Data about app and page elements
————

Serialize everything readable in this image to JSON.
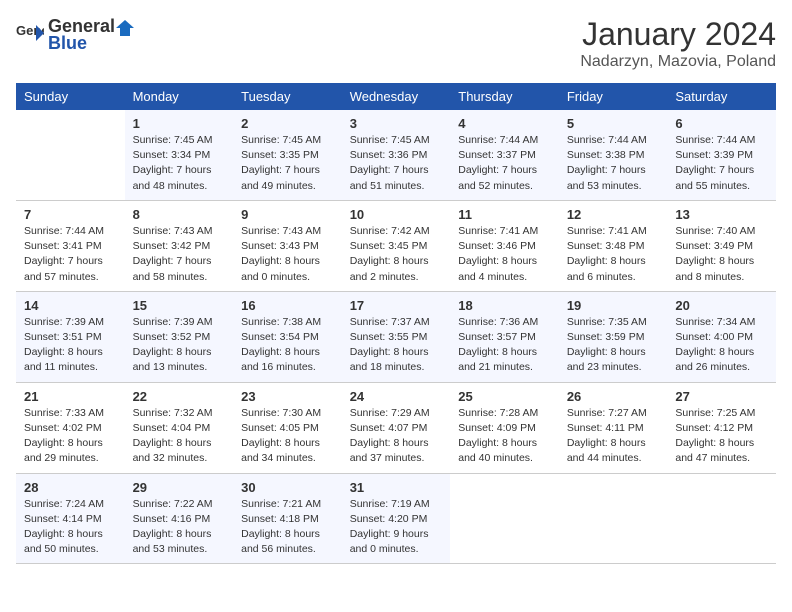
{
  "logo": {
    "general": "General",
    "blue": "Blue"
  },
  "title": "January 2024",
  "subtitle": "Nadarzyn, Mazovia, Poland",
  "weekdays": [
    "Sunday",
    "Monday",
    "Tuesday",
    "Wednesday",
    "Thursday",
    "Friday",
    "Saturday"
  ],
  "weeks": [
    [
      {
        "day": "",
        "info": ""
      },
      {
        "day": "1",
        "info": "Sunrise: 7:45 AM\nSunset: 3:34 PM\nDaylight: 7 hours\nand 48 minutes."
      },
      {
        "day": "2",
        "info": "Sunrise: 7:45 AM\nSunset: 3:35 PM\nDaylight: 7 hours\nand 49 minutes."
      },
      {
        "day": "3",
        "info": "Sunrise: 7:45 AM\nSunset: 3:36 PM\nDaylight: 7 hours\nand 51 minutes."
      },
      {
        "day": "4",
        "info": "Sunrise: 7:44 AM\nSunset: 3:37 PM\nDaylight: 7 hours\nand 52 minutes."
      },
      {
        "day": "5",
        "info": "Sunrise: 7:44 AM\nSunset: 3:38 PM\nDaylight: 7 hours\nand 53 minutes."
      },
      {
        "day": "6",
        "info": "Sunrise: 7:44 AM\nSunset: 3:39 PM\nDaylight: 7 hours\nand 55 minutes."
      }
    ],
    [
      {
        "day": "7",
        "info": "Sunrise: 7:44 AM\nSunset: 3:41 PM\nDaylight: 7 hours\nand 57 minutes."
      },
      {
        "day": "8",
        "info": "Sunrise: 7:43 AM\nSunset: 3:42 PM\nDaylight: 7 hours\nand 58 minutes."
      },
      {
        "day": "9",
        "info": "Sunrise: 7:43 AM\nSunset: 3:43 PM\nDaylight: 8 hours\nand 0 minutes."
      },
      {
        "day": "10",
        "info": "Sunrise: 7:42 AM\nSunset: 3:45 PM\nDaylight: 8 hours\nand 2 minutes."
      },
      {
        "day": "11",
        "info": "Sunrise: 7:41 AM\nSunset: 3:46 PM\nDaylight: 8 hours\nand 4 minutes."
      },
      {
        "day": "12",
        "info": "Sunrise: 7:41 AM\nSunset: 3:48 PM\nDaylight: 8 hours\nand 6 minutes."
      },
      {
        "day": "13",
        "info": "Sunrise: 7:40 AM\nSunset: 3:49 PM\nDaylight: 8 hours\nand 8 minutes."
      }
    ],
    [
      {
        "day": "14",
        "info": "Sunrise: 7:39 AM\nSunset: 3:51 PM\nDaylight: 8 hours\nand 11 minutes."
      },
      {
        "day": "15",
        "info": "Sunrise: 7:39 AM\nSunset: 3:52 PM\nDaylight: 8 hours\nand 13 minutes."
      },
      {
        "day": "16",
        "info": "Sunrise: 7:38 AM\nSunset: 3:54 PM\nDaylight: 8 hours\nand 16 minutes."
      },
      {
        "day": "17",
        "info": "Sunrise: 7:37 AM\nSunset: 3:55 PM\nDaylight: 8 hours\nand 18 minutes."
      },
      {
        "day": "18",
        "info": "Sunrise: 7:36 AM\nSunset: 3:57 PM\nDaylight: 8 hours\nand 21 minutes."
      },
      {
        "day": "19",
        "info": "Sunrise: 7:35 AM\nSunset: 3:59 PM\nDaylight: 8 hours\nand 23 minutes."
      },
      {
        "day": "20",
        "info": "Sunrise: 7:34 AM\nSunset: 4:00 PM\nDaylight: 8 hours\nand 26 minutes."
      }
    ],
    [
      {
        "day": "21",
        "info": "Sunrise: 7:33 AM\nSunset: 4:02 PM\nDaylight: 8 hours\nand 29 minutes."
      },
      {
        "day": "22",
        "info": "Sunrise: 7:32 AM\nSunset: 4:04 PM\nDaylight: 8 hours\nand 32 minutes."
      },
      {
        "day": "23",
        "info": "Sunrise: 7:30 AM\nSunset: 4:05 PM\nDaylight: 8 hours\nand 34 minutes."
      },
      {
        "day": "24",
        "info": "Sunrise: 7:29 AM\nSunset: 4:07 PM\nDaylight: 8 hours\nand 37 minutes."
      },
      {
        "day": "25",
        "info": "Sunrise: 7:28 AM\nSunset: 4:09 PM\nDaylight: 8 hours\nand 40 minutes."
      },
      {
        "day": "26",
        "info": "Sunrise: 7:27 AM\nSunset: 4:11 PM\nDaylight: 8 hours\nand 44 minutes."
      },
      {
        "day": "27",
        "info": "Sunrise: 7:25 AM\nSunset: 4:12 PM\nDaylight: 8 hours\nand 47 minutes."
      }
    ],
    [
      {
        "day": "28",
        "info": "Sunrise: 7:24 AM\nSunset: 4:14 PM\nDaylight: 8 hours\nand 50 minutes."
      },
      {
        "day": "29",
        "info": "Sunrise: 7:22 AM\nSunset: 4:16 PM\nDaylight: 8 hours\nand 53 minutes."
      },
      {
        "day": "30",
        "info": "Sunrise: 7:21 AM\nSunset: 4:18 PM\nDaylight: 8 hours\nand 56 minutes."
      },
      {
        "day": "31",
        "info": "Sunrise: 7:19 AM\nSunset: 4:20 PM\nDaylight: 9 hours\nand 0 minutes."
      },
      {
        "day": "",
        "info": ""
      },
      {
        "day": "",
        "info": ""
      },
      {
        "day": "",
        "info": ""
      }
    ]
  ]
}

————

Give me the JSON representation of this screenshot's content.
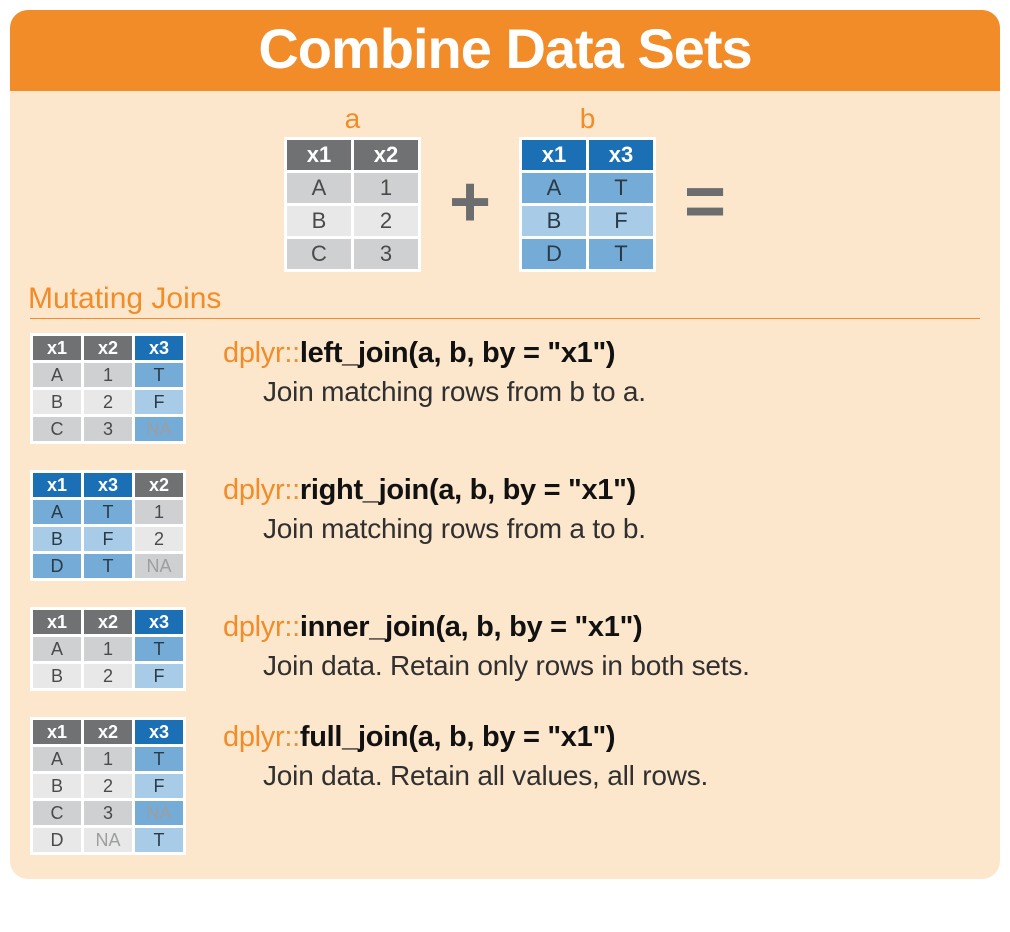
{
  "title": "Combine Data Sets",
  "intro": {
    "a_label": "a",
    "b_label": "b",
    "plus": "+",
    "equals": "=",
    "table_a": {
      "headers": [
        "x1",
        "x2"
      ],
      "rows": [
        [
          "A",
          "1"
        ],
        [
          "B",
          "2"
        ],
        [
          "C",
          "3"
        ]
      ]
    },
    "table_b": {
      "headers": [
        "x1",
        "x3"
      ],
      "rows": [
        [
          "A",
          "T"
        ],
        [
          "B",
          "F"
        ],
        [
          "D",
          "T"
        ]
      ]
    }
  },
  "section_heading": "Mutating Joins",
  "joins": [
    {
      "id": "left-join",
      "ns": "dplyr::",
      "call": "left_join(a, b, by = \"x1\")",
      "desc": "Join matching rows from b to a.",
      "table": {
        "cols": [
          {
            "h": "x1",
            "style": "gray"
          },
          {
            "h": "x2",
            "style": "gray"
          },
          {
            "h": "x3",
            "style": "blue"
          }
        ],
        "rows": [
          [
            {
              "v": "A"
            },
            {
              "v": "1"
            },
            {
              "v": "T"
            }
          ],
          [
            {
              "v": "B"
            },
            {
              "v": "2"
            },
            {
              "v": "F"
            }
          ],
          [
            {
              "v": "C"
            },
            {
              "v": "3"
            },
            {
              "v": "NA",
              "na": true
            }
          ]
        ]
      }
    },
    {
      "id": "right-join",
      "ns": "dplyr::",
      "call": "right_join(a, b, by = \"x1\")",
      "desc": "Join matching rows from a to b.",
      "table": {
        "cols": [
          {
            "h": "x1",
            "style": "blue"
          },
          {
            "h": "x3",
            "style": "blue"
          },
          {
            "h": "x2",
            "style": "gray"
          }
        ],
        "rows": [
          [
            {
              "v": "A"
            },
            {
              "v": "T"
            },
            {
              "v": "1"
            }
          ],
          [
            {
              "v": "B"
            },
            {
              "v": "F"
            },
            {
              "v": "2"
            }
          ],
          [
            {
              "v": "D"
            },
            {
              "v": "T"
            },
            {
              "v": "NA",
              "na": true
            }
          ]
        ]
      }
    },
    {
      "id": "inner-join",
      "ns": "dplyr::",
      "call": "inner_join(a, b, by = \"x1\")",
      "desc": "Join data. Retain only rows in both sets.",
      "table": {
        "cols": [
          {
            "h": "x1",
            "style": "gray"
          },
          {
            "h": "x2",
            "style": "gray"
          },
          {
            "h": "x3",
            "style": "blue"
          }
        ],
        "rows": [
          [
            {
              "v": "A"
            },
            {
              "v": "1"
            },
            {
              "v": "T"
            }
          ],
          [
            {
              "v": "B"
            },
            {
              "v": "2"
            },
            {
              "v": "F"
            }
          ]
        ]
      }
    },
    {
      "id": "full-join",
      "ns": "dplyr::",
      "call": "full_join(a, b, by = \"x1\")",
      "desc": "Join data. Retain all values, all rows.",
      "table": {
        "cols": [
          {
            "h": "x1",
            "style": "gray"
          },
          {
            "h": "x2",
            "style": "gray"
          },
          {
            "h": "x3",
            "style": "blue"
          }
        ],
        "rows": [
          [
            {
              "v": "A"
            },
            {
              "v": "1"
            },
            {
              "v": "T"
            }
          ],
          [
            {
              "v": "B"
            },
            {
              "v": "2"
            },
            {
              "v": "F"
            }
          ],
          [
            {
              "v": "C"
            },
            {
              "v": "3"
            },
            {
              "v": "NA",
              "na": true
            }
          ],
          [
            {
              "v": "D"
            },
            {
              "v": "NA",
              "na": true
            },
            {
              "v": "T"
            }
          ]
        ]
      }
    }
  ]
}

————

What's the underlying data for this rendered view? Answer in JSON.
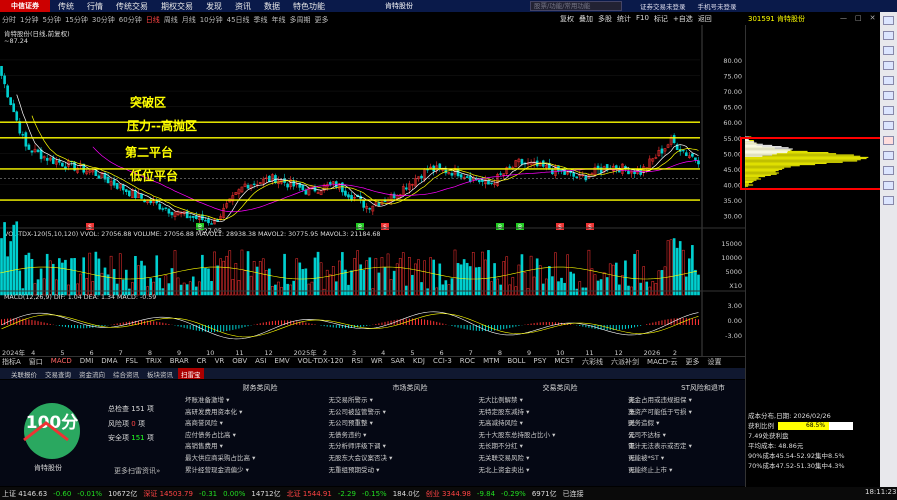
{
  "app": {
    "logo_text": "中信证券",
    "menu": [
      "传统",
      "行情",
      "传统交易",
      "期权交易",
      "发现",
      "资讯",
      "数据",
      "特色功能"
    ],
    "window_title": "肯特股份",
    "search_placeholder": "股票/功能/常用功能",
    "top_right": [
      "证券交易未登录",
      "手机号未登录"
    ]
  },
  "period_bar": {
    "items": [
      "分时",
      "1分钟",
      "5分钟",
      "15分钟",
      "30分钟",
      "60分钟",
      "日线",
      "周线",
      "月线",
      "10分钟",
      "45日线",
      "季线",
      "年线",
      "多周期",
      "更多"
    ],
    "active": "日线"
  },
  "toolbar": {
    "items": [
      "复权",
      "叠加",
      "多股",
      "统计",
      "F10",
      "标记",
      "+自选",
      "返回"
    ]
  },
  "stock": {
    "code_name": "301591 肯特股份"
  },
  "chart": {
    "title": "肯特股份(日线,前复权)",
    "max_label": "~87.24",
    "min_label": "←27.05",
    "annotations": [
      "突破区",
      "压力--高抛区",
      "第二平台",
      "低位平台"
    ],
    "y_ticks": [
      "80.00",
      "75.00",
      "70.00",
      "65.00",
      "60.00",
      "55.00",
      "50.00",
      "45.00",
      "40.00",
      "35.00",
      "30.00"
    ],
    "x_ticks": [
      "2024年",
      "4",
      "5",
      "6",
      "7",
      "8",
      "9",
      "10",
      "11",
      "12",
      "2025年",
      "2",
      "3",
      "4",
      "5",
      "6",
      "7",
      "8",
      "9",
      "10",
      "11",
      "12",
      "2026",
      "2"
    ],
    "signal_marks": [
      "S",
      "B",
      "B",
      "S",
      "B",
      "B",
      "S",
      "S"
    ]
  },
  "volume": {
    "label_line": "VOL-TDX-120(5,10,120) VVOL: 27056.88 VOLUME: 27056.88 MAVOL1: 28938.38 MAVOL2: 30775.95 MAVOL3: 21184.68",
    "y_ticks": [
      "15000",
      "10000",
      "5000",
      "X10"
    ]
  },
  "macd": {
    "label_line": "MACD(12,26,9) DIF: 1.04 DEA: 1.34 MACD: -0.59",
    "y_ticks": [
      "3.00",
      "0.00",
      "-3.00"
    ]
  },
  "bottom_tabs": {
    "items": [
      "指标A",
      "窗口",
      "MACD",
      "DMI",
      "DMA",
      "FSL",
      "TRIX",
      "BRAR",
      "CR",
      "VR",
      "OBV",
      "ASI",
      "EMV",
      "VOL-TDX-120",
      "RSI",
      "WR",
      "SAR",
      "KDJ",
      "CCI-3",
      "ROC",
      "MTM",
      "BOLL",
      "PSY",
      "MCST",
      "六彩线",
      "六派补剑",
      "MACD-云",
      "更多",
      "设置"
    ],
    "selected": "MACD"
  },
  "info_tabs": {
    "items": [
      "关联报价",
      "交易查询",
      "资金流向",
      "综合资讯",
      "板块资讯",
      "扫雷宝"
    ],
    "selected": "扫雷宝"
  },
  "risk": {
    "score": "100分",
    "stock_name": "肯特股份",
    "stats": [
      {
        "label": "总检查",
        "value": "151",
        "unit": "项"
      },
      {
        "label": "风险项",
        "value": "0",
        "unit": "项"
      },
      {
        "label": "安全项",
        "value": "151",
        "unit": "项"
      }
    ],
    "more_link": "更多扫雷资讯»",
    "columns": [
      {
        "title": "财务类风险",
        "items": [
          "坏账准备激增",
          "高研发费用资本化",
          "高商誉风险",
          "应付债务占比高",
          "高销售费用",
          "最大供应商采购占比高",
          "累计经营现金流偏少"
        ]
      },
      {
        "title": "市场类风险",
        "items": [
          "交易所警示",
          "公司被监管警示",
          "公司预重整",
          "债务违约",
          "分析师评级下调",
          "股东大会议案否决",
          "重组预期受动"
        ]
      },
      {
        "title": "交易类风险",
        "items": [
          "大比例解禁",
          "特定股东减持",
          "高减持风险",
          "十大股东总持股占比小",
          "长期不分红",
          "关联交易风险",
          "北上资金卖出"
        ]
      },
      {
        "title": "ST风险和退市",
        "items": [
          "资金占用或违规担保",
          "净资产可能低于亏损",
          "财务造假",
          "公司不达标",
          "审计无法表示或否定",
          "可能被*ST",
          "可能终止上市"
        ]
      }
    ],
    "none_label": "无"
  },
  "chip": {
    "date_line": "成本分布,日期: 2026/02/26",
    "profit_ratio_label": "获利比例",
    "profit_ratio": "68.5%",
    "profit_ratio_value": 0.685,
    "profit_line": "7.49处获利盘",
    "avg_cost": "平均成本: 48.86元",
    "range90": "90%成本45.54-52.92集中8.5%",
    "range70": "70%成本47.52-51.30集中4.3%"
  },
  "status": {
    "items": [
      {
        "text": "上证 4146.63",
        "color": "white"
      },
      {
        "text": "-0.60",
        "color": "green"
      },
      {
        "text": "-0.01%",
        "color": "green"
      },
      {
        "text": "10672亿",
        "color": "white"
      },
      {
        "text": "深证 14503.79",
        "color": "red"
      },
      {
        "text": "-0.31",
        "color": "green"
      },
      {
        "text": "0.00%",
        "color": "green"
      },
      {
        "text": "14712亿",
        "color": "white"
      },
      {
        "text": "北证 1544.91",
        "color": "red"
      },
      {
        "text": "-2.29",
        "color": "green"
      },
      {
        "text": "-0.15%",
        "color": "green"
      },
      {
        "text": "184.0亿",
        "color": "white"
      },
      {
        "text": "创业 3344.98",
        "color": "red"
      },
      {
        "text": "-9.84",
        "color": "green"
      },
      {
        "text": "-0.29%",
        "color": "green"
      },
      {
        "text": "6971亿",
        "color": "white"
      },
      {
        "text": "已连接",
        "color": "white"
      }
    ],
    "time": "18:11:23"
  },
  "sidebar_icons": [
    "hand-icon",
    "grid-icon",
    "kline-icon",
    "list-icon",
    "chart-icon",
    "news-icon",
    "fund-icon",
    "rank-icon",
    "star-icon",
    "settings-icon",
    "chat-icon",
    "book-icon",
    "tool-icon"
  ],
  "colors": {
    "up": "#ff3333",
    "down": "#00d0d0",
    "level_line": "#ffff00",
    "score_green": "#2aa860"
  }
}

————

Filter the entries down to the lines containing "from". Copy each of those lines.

ANSWER TO THE PROBLEM
      "desc": "Join matching rows from b to a.",
      "desc": "Join matching rows from a to b.",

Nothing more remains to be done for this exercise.